AH offer a wide range of engineered timber products for both aesthetic and structural applications. The company aims to showcase real timber where needed, rather than gluing small veneers and negating the appearance of beautiful wood.

“This allows us to offer many of the benefits of engineering timber (such as increased width, thickness and lengths) with the benefits of solid timbers (nail retention, beauty, less energy consumption). These are mostly completed by using a combination of either finger jointing, laminating or both together. Our new Australian oak engineered flooring range, however, is made using a balanced construction of a plantation hardwood ply pressed to our locally grown, Eucalypt species.”

With so many beautiful, strong, energy- and cost-efficient products already on the market, it will be very interesting to see what the future holds for engineered timber.

“In the future for engineered wood products, the challenges that are obvious are in medium-rise construction,” Gover says. “But there are other challenges in other construction environments, such as bridges.
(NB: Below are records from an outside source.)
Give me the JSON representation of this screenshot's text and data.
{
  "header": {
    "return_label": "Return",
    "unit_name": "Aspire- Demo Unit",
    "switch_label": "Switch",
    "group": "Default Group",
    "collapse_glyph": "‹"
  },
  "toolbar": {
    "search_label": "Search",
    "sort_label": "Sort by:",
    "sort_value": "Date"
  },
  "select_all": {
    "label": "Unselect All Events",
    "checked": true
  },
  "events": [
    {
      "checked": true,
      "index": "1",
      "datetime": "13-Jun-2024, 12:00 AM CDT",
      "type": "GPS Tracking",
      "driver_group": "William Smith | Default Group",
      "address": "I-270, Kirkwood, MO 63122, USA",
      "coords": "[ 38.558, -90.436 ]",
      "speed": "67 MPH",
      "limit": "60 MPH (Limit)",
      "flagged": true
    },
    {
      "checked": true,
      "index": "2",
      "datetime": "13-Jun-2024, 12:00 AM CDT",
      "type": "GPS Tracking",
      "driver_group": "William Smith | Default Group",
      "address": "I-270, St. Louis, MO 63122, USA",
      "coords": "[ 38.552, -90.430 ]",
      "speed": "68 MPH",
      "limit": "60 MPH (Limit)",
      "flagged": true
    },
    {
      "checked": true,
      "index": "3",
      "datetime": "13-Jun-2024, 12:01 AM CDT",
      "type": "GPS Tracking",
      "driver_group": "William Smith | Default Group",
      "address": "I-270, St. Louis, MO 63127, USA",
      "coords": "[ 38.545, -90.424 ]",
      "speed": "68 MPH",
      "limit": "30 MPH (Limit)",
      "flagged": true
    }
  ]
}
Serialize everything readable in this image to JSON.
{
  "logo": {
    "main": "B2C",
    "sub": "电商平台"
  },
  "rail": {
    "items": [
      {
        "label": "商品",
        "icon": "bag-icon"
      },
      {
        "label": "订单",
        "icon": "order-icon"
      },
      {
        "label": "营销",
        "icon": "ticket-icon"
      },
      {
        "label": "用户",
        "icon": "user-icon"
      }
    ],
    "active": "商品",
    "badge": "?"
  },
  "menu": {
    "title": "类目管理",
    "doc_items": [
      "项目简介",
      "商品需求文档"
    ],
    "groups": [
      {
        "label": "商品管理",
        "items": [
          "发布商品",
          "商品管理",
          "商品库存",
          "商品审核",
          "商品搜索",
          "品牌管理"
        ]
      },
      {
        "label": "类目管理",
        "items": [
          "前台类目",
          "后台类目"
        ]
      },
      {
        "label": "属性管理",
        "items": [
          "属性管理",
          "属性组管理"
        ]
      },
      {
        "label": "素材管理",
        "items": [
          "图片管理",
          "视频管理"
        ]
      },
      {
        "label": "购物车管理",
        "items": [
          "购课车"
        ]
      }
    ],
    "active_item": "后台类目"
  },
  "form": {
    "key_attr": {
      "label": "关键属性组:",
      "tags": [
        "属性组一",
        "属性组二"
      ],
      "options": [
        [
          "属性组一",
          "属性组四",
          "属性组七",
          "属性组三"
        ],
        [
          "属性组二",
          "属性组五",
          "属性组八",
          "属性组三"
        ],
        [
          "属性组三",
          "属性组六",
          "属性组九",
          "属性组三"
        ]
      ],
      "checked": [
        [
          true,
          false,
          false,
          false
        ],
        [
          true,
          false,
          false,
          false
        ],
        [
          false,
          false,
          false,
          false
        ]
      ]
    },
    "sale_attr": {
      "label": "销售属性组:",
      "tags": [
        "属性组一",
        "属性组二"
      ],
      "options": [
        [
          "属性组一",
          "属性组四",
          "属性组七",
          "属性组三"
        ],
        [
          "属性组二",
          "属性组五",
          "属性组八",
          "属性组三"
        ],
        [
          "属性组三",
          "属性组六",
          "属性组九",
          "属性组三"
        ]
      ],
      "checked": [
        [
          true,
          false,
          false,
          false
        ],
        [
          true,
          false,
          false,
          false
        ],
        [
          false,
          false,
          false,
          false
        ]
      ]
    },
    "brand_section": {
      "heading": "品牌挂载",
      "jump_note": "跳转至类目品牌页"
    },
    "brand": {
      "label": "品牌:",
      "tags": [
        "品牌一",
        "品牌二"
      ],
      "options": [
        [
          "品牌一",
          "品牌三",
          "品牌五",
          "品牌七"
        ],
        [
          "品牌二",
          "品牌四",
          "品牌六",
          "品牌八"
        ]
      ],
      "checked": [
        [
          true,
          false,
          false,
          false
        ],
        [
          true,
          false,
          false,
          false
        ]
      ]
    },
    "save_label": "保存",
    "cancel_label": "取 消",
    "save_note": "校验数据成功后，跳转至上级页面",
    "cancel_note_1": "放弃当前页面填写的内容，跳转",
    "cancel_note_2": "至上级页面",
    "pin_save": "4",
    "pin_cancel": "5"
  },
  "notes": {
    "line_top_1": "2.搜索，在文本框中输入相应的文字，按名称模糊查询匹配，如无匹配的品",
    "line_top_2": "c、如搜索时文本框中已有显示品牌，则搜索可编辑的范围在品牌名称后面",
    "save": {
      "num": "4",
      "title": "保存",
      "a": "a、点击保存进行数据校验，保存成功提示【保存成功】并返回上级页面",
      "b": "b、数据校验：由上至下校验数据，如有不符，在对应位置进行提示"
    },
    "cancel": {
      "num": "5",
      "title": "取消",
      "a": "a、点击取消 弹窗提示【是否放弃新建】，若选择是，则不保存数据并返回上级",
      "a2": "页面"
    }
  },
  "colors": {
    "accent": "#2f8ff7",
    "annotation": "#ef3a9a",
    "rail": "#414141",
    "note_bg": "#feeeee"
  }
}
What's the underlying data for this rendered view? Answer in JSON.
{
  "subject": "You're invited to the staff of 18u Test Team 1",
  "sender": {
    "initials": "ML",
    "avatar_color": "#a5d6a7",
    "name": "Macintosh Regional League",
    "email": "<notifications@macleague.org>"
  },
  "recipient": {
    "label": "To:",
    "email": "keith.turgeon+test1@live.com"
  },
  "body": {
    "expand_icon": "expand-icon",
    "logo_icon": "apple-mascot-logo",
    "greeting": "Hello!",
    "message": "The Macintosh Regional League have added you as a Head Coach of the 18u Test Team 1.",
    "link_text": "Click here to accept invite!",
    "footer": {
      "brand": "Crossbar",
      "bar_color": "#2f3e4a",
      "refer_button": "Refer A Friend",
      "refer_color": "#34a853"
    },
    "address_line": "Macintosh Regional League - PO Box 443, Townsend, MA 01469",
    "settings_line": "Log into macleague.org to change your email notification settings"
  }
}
“There are also opportunities around wood utilisation – the manufacturing and supply end. Looking at lower value wood and how you can make that into a higher value product.”

Giver believes that we will begin to see more taller timber constructions as builders become more used to working with engineered timber products.

“It’s a combination of people developing a level of experience with the products that are available,” he says. “As they develop that experience, they will gain confidence and start to push the envelope, that’s where you’ll see change.

“People are talking about building 50 storey buildings. Technically is it feasible? Probably, it’s just a case of working out the economics of it.”

Dolezal belives that pre-fabrication using timber for larger structures is probably the next growth area.

“CLT utilises this to an extent,” he says, “but there are companies which are extending on this by supplying prefabricated panels with windows, doors, external facades and internal finished pre-installed.  This adds to speed of construction while reducing the need for costly site expenses such as scaffolding.”

“There is still a lot to be done to raise awareness surrounding the use of timber in construction,” Gover says. “There’s uptake and the uptake has been significant. Ten years ago what was around for medium-rise timber – maybe two or three storeys? And that was a rarity. But now look what we’ve got! So yes, there is a lot more opportunity that hasn’t been realised yet.”

As the market gets more familiar with the current range of materials there will inevitably be more developments in current and new products to push the use of timber, however, it is important to realise that all products have their place.

“The most efficient building is not necessarily a complete timber structure,” Dolezal points out.  “We need to be able to put the right product into the right application.  By doing this you could create a hybrid building which has timber, steel and concrete components used to their best advantage.  With this philosophy you might say the sky is the limit.”